■ **WHAT THE TASK REQUIRES**: Where a line in the entries below contains the word "Settings", count it. Return the total alone.

■ **Records drawn from a dataset**:
################

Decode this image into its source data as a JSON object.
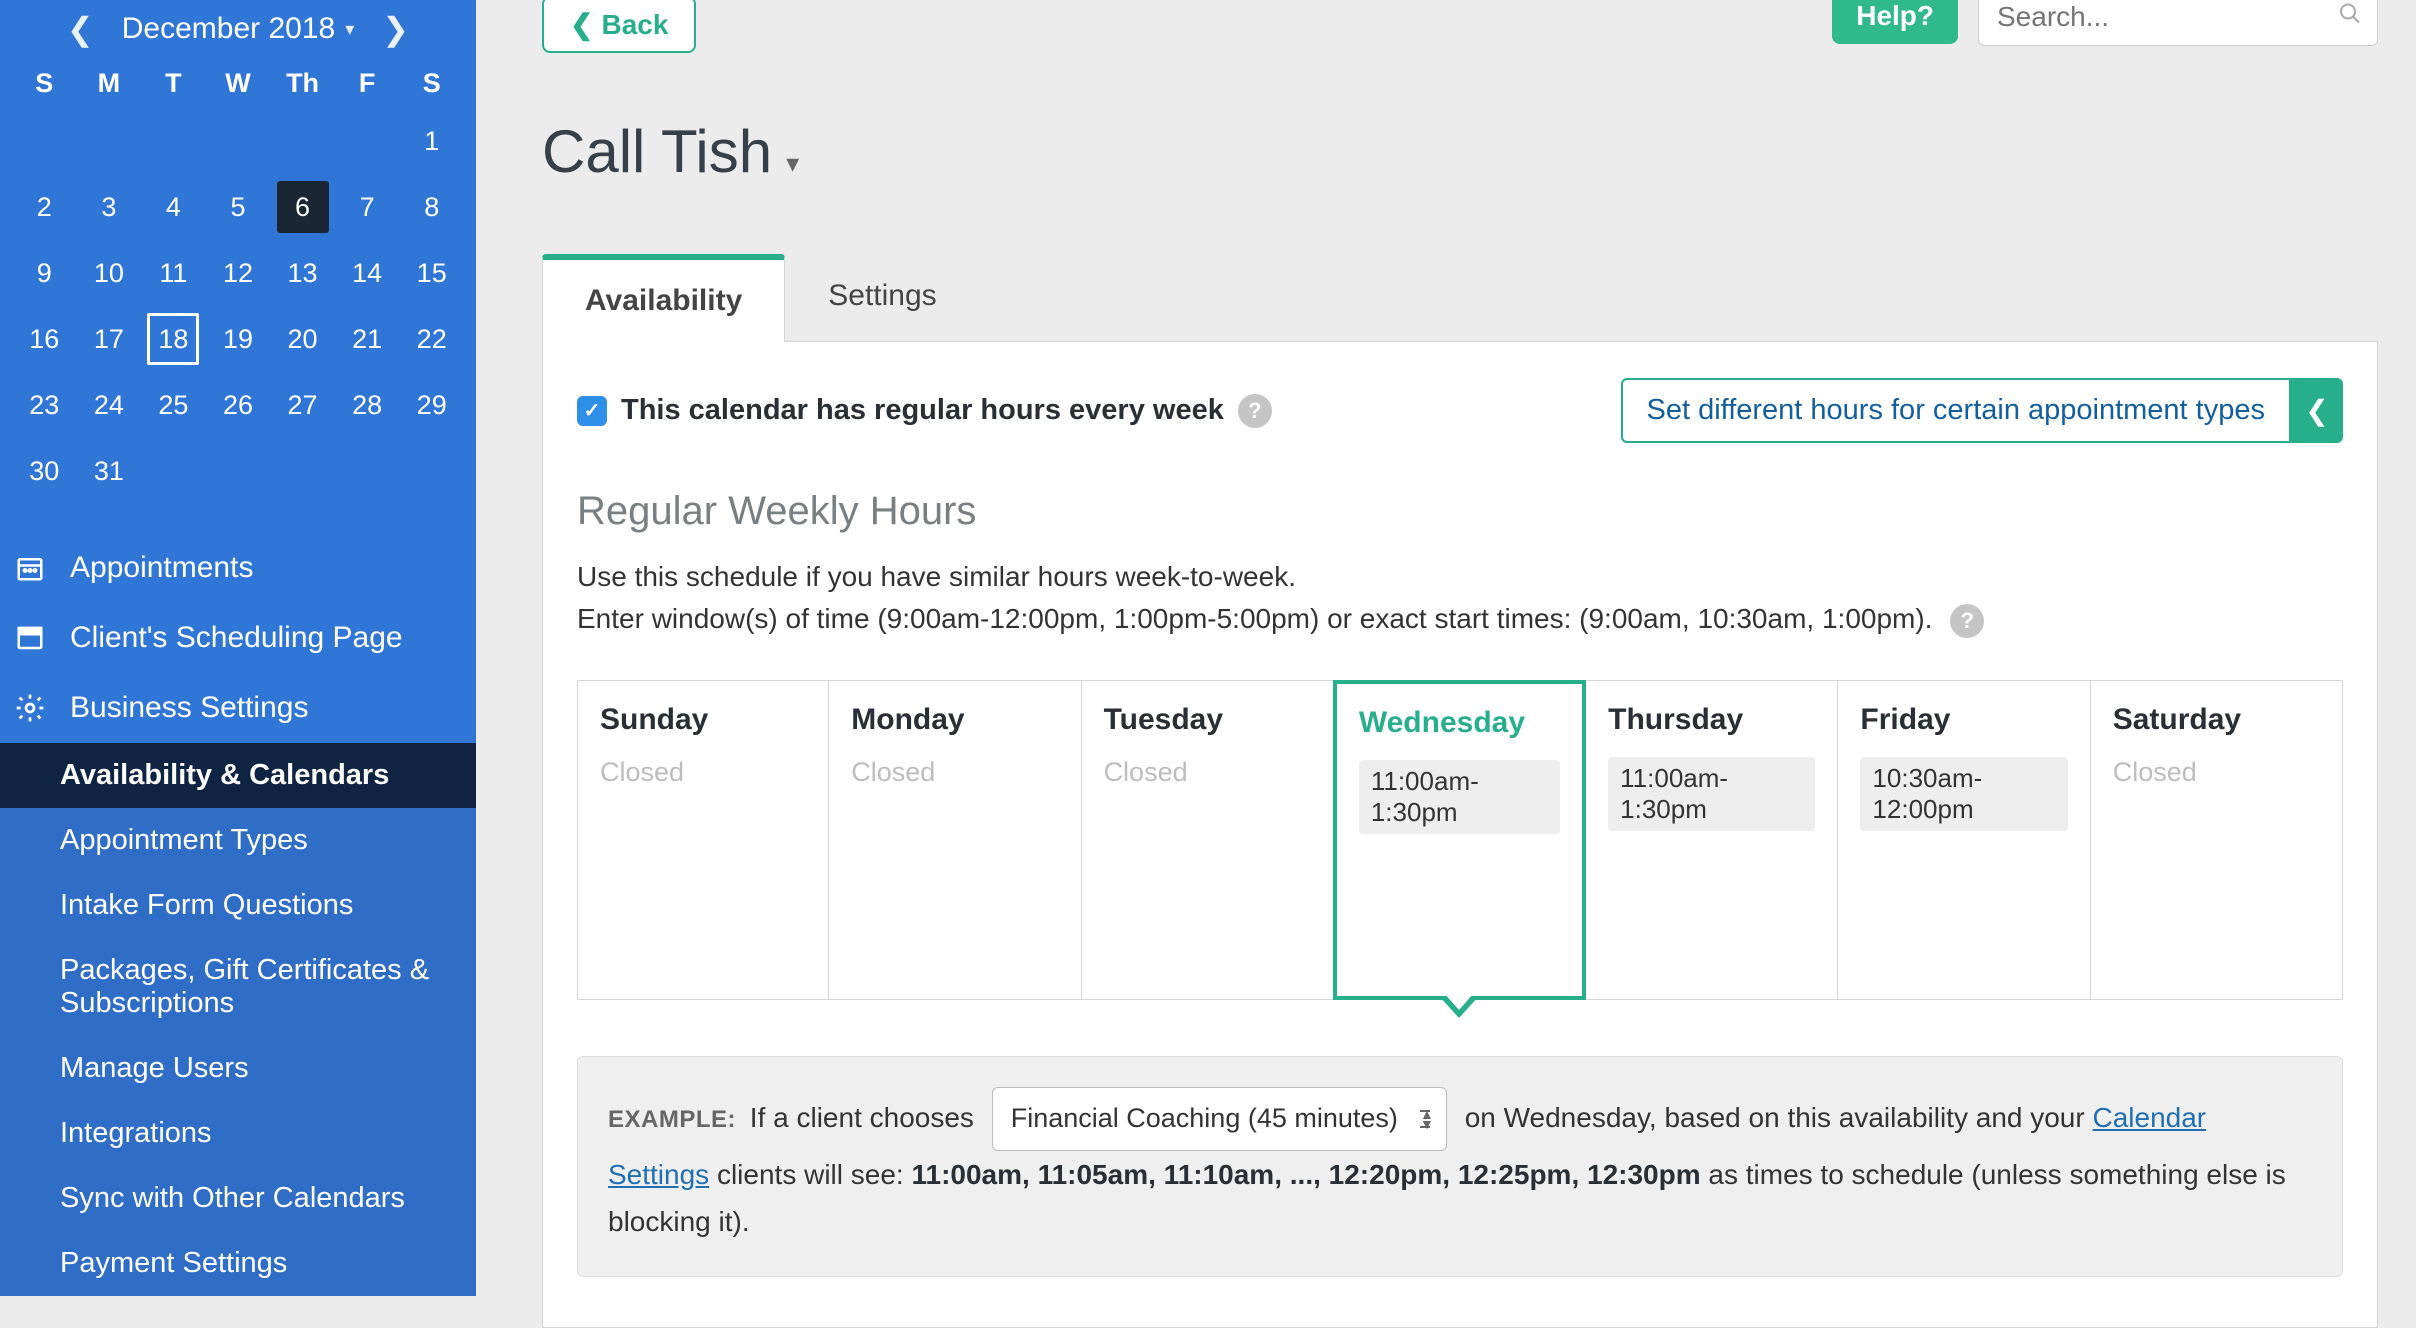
{
  "sidebar": {
    "calendar": {
      "title": "December 2018",
      "days_of_week": [
        "S",
        "M",
        "T",
        "W",
        "Th",
        "F",
        "S"
      ],
      "leading_blanks": 6,
      "days": 31,
      "selected_day": 6,
      "today_outline_day": 18
    },
    "nav": {
      "appointments": "Appointments",
      "client_page": "Client's Scheduling Page",
      "business_settings": "Business Settings"
    },
    "subnav": [
      "Availability & Calendars",
      "Appointment Types",
      "Intake Form Questions",
      "Packages, Gift Certificates & Subscriptions",
      "Manage Users",
      "Integrations",
      "Sync with Other Calendars",
      "Payment Settings"
    ],
    "active_sub_index": 0
  },
  "topbar": {
    "back": "Back",
    "help": "Help?",
    "search_placeholder": "Search..."
  },
  "page_title": "Call Tish",
  "tabs": {
    "availability": "Availability",
    "settings": "Settings",
    "active": "availability"
  },
  "regular_hours": {
    "checkbox_label": "This calendar has regular hours every week",
    "diff_hours_btn": "Set different hours for certain appointment types",
    "heading": "Regular Weekly Hours",
    "desc_line1": "Use this schedule if you have similar hours week-to-week.",
    "desc_line2": "Enter window(s) of time (9:00am-12:00pm, 1:00pm-5:00pm) or exact start times: (9:00am, 10:30am, 1:00pm).",
    "days": [
      {
        "name": "Sunday",
        "status": "closed",
        "value": "Closed"
      },
      {
        "name": "Monday",
        "status": "closed",
        "value": "Closed"
      },
      {
        "name": "Tuesday",
        "status": "closed",
        "value": "Closed"
      },
      {
        "name": "Wednesday",
        "status": "open",
        "value": "11:00am-1:30pm",
        "selected": true
      },
      {
        "name": "Thursday",
        "status": "open",
        "value": "11:00am-1:30pm"
      },
      {
        "name": "Friday",
        "status": "open",
        "value": "10:30am-12:00pm"
      },
      {
        "name": "Saturday",
        "status": "closed",
        "value": "Closed"
      }
    ]
  },
  "example": {
    "label": "EXAMPLE:",
    "text_before_select": "If a client chooses",
    "select_value": "Financial Coaching (45 minutes)",
    "text_after_select_1": "on Wednesday, based on this availability and your ",
    "calendar_settings_link": "Calendar Settings",
    "text_after_link": " clients will see:  ",
    "bold_times": "11:00am, 11:05am, 11:10am, ..., 12:20pm, 12:25pm, 12:30pm",
    "text_tail": " as times to schedule (unless something else is blocking it)."
  }
}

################

■ **YOUR RESPONSE**: 4